Yochay Kiriaty kicks off our July issue themed on Microsoft Azure Web Sites development, with an article that shows how to modify Web applications to handle millions of HTTP requests across both multiple instances and multiple regions.
Both F# and C# are languages based on the Microsoft .NET Framework, so you can often resolve a programming problem in one language, then transfer the code over to the other. This functional programming approach opens new avenues to problem resolution.
Sometimes bad things happen to good apps, and when they do you need to react fast. This article explores the tools and patterns you can adopt to make your Web applications even better and more resilient in a sometimes-hostile cloud environment.
Kenny Kerr explores the Windows composition engine and shows how an alpha-blended window from his previous column can be reproduced using a composition surface rather than a swap chain.
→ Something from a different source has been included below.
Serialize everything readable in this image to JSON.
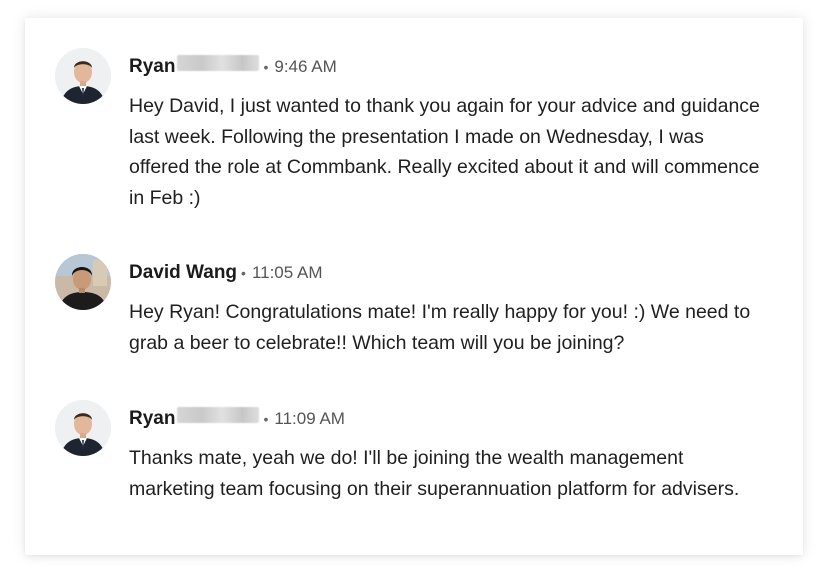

Tejaswi Redkar shows you how to develop a RESTful Web service in Node.js that accesses a MongoDB database in the cloud, and how to deploy it to Azure Web Sites.
Julie Lerman breaks out a small Entity Data Model and, using that model, works through some of the problems you might encounter when switching from the ObjectContext API to the newer DbContext API.
Hybrid apps bring the power of the cloud to existing software services that run on-premises in your datacenter. This article takes a deep look at connecting a Web site to a line-of-business application running on-premises and shows how to enable seamless connectivity.
Using Azure Web Sites, MVC 5, SignalR and Azure SQL, this article explores the creation of an e-learning application that provides course modules, lessons and basic user administration. The result is a Web site that allows an instructor to "push" content to the students' browsers, keeping all students in sync with the current lesson.
Since many Web sites and apps require some sort of user sign in, it’s up to us as developers to make it as easy as possible. Here you’ll learn the basics of enabling application authentication on the Windows platform.
Using custom effects you can get much closer to authentic 3D programming than otherwise possible with Direct2D, as Charles Petzold explains.
Years after it helped change the computing world, Microsoft support for the Windows XP operating system is finally ending. But that doesn't mean we've seen the last of Microsoft's venerable OS.
Microsoft has been very busy of late improving the Microsoft Azure cloud platform. This issue of MSDN Magazine explores how developers can leverage the improved capabilities of Azure Web Sites.